-- MATERIAL PROVIDED follows --

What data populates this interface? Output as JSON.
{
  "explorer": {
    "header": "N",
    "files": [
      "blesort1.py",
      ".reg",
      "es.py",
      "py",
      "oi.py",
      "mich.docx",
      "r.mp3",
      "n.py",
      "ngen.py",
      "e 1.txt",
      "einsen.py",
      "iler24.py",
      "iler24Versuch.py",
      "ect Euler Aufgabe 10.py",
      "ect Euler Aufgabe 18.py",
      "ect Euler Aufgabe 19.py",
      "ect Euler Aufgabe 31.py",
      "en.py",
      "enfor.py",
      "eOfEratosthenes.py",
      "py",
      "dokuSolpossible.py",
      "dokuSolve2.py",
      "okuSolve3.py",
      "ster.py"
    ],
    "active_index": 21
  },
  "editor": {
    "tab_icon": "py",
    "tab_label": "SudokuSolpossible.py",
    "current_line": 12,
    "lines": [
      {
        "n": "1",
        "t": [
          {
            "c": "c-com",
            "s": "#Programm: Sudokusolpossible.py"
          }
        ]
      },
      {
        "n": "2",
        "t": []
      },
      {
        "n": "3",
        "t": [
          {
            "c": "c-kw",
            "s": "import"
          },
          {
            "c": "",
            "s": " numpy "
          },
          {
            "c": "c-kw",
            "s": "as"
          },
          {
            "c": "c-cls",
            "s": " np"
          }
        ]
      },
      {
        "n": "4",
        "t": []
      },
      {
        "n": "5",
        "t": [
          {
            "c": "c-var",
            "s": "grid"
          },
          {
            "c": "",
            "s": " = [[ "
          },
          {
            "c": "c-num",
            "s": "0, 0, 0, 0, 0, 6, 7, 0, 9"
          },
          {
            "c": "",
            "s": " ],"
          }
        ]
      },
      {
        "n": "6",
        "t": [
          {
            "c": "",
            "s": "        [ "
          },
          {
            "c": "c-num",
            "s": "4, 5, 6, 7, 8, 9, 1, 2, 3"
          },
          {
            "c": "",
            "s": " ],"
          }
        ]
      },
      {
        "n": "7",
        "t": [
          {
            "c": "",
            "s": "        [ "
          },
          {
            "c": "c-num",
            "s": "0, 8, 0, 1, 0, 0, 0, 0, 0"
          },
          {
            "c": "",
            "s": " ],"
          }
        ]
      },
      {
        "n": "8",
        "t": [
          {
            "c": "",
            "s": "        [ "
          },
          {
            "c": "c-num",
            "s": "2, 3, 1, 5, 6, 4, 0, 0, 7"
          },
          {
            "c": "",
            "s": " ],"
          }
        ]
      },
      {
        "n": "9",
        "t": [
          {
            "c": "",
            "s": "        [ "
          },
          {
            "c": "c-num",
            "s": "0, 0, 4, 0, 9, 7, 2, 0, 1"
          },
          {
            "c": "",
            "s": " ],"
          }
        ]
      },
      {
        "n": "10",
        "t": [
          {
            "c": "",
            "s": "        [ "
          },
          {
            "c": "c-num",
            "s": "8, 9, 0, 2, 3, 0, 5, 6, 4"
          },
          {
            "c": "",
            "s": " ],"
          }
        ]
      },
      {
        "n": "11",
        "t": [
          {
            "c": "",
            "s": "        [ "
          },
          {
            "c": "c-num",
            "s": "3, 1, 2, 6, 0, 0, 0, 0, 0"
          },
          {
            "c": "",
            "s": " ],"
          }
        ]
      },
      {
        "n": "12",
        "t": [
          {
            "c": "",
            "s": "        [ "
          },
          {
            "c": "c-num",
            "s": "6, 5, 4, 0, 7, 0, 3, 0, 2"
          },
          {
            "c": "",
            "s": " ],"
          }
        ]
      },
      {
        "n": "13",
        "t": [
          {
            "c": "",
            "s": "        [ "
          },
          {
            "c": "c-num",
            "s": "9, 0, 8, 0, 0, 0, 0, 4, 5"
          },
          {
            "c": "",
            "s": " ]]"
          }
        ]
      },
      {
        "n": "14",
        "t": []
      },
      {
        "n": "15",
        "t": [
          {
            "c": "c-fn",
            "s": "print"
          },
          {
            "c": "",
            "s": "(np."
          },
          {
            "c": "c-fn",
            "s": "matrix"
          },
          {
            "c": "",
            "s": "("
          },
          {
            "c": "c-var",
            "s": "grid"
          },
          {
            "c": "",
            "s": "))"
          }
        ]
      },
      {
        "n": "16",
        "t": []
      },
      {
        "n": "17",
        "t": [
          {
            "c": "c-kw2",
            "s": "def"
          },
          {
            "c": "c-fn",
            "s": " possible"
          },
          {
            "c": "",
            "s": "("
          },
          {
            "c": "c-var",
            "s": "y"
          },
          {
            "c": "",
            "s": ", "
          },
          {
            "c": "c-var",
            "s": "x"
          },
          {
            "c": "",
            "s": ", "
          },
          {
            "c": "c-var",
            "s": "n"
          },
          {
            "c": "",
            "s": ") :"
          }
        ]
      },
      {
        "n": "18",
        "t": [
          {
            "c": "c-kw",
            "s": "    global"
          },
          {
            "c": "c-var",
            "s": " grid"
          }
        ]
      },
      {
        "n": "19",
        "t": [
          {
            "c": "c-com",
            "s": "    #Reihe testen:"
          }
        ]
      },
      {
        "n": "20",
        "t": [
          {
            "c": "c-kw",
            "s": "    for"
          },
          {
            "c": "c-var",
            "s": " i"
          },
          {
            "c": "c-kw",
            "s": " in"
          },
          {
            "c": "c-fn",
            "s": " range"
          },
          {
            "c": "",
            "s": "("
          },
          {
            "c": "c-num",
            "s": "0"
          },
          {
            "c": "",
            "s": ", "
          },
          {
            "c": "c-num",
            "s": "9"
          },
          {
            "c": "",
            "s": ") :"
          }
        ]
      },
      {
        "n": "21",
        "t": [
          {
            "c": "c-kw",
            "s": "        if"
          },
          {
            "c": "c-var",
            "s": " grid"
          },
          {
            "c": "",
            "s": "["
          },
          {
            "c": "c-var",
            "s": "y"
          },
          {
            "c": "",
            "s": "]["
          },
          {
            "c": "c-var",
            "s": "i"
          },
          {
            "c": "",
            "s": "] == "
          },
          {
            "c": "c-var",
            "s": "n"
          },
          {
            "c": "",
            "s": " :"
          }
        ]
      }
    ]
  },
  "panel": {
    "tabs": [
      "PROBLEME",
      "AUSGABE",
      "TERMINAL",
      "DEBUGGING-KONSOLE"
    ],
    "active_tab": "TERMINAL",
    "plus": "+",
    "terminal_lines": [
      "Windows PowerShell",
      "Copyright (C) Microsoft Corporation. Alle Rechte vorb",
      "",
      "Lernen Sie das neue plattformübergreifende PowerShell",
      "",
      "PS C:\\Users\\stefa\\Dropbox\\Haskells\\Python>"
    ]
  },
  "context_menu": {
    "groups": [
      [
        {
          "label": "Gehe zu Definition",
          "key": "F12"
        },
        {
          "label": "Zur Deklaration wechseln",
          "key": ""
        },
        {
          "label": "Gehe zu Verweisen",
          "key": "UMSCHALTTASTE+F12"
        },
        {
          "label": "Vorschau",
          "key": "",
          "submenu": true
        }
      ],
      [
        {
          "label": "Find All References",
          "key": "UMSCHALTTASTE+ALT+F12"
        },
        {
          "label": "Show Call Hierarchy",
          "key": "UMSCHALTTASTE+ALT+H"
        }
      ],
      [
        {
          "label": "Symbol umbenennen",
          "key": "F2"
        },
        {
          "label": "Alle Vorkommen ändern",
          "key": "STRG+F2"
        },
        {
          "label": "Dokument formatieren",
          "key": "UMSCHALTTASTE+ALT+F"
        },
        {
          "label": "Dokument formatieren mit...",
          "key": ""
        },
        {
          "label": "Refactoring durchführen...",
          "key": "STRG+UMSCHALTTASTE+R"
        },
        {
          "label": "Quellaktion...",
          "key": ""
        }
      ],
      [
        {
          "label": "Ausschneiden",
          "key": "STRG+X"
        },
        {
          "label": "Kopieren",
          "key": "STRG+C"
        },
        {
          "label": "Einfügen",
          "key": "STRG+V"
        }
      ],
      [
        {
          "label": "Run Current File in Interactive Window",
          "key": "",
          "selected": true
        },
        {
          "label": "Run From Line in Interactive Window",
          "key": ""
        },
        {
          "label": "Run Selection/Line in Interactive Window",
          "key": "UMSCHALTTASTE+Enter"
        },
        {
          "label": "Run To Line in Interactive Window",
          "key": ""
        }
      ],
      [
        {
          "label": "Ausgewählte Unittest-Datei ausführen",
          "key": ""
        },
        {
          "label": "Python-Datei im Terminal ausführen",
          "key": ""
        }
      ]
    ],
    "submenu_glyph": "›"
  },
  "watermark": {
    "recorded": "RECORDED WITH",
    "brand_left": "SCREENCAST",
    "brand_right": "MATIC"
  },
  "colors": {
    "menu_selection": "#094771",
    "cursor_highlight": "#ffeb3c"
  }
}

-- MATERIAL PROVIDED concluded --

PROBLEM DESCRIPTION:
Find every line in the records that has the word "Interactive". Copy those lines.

EXERCISE ANSWER:
          "label": "Run Current File in Interactive Window",
          "label": "Run From Line in Interactive Window",
          "label": "Run Selection/Line in Interactive Window",
          "label": "Run To Line in Interactive Window",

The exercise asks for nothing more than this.